Ashley Hirtzel / WBFO

Crosby’s convenience store unveiled 110 new solar panels at its location in Amherst Thursday. Canopy panels were installed above the gas stations fueling pumps, as well as on top of the store's roof.

Xeni Jardin / Some Rights Reserved

A cheaper alternative may be on the way to the broadband internet services currently available in Erie County. The Legislature is going to explore the possibility of starting its own county-wide network.

Photo from UB Website by Sangate Kim

Around 200 million years ago, a flower changed its genes for unknown reasons and became the botanic ancestor of flowering plants today.  A research alliance from around the country, including a University at Buffalo professor, says the research solves a mystery familiar to Charles Darwin.

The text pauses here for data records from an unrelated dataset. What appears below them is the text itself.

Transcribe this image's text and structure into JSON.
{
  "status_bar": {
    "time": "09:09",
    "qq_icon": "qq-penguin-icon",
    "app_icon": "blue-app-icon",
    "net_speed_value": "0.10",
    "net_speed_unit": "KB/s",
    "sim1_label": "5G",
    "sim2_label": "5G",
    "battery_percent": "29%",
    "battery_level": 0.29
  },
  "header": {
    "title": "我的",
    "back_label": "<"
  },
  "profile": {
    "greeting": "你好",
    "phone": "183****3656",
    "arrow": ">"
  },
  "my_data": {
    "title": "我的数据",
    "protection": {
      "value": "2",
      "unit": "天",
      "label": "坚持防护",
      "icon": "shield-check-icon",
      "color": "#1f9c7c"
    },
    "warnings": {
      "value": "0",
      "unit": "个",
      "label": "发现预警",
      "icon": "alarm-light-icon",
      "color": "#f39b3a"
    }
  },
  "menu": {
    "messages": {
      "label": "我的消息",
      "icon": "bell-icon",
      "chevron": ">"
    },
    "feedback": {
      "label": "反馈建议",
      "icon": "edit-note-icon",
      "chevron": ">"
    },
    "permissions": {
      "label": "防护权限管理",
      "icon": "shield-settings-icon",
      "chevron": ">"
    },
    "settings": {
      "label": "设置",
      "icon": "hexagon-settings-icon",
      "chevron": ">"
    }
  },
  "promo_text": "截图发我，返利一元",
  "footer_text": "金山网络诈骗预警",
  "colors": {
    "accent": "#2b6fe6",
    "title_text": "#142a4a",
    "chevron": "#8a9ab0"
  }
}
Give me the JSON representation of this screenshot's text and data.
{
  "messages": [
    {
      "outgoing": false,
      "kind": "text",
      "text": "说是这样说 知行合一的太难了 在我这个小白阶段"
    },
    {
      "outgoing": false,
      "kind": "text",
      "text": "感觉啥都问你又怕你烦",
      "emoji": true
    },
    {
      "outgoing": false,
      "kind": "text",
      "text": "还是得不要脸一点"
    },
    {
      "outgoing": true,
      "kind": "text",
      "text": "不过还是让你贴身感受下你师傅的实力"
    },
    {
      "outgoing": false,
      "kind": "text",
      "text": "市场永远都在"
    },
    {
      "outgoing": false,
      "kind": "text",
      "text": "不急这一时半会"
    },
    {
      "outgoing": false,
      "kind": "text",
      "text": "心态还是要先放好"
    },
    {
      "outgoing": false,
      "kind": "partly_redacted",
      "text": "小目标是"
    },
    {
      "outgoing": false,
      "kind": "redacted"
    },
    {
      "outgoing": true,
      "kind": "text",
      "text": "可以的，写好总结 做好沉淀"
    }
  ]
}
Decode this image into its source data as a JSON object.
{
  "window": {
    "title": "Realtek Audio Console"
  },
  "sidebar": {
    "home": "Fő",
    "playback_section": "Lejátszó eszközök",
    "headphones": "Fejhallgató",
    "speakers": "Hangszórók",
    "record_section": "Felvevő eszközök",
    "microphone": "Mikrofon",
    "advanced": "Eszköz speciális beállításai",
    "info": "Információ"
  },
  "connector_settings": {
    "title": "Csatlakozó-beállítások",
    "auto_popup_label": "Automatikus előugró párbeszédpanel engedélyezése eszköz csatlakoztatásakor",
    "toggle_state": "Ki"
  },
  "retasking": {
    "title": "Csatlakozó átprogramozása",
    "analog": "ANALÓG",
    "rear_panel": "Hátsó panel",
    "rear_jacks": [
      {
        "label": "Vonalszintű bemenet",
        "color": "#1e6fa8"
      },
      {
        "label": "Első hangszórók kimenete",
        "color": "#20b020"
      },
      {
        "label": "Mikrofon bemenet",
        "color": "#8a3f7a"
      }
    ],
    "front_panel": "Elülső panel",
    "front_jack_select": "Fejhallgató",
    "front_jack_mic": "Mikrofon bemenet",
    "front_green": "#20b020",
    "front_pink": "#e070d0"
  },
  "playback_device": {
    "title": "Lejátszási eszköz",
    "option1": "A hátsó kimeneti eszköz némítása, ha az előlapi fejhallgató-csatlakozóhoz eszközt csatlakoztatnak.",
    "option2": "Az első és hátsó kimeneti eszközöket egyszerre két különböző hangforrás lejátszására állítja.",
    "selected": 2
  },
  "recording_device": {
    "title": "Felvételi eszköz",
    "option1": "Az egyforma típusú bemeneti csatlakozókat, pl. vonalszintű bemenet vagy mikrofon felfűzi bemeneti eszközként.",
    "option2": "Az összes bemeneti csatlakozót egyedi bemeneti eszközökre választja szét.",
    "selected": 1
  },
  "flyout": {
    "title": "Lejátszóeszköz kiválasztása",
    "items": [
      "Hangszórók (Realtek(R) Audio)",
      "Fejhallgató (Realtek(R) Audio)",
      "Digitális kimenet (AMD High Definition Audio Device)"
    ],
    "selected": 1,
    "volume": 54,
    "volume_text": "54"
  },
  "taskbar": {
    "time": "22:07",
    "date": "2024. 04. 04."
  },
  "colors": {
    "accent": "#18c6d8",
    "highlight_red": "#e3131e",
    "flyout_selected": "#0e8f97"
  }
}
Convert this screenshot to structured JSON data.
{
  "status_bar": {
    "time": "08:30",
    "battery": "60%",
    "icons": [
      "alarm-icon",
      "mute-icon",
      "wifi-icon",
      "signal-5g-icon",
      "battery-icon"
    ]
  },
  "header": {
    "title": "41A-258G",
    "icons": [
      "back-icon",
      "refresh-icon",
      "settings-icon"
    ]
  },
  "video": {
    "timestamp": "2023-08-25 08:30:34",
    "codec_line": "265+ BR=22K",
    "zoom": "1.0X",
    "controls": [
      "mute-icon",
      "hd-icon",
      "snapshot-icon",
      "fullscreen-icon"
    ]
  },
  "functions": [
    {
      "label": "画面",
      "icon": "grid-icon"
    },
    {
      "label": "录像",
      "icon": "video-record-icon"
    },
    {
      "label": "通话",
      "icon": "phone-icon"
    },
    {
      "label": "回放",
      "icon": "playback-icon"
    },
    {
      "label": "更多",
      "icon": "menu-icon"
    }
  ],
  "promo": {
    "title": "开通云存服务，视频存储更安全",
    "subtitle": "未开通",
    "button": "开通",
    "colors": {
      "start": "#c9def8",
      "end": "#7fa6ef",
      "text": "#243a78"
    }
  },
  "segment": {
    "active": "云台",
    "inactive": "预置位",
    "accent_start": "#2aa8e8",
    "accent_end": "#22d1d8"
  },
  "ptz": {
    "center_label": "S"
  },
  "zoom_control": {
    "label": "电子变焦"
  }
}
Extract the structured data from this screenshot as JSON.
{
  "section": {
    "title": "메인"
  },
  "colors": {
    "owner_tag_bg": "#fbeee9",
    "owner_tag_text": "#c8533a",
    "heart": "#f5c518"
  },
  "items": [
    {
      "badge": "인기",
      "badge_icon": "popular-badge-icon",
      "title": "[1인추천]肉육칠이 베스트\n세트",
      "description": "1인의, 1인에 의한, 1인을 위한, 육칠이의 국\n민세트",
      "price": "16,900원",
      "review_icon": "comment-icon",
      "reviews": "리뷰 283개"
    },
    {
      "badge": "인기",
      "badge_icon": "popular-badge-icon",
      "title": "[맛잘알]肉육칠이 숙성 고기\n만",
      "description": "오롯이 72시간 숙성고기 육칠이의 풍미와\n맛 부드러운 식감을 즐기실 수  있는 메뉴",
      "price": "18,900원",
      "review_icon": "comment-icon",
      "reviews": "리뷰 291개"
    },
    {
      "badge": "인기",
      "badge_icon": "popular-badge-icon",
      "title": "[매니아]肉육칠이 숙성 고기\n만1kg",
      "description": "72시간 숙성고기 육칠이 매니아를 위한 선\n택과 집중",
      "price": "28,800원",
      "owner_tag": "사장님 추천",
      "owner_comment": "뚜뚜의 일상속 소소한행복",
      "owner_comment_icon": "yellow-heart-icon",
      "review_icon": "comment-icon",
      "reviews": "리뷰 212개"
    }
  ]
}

Buffalo Zoo participating in toad conservation effort

Dec 12, 2013

The Buffalo Zoo has sent hundreds of endangered Puerto Rican crested toad tadpoles to Puerto Rico as part of a major conservation effort.

Research & medical innovation under one roof

Dec 10, 2013
WBFO News photo by Eileen Buckley

Amazing life-saving medical procedures and research are happening in Buffalo's Medical Corridor.  Medical innovation and radical changes to healthcare procedures are underway through the combined forces of the Jacobs Neurological Institute, Gates Vascular Institute and the Clinical and Translational Research Center.

Mind-controlled robots no longer science fiction

Nov 29, 2013
Ashley Hirtzel / WBFO News

Researchers at the University at Buffalo are studying how mind-controlled robots can be utilized in the manufacturing sector. The team is also working to make the technology more affordable for companies.

Hackathons fertile ground for world's big innovations

Nov 25, 2013
Ashley Hirtzel / WBFO News

A number of Buffalo college students have been coming away with some of the big prizes at recent computer code writing contest known as “hackathons.” As the popularity of hackathons continues to grow, observers are assigning a lot of value on the codefests, while others question whether the work coming out of them is relevant to the general public.

Grant to help develop advanced lasers used in drug R&D

Nov 6, 2013
Ashley Hirtzel / WBFO News

The National Science Foundation (NSF) awarded the University at Buffalo a $25 million Science and Technology Center grant Wednesday.

Chris Caya/WBFO News

Energy from the sun is now being used to help operate a Niagara County convenience store.

Ashley Hirtzel / WBFO News

University at Buffalo researchers are developing an underwater internet system. The wireless network aims to improve the detection of tsunamis and potentially save civilian lives.

Ashley Hirtzel / WBFO News

Researchers at the University at Buffalo have been awarded funds to continue a program that is working to improve roadways across the country. The $1.4 million grant from the U.S. Department of Transportation will help researchers collect ‘big data’ that can help deal with a range of transportation issues.

Ashley Hirtzel / WBFO News

Buffalo State College officially opened its state-of-the-art Technology Building, Thursday. The facility cost $36.5 million to build and was paid for through the SUNY Construction Fund.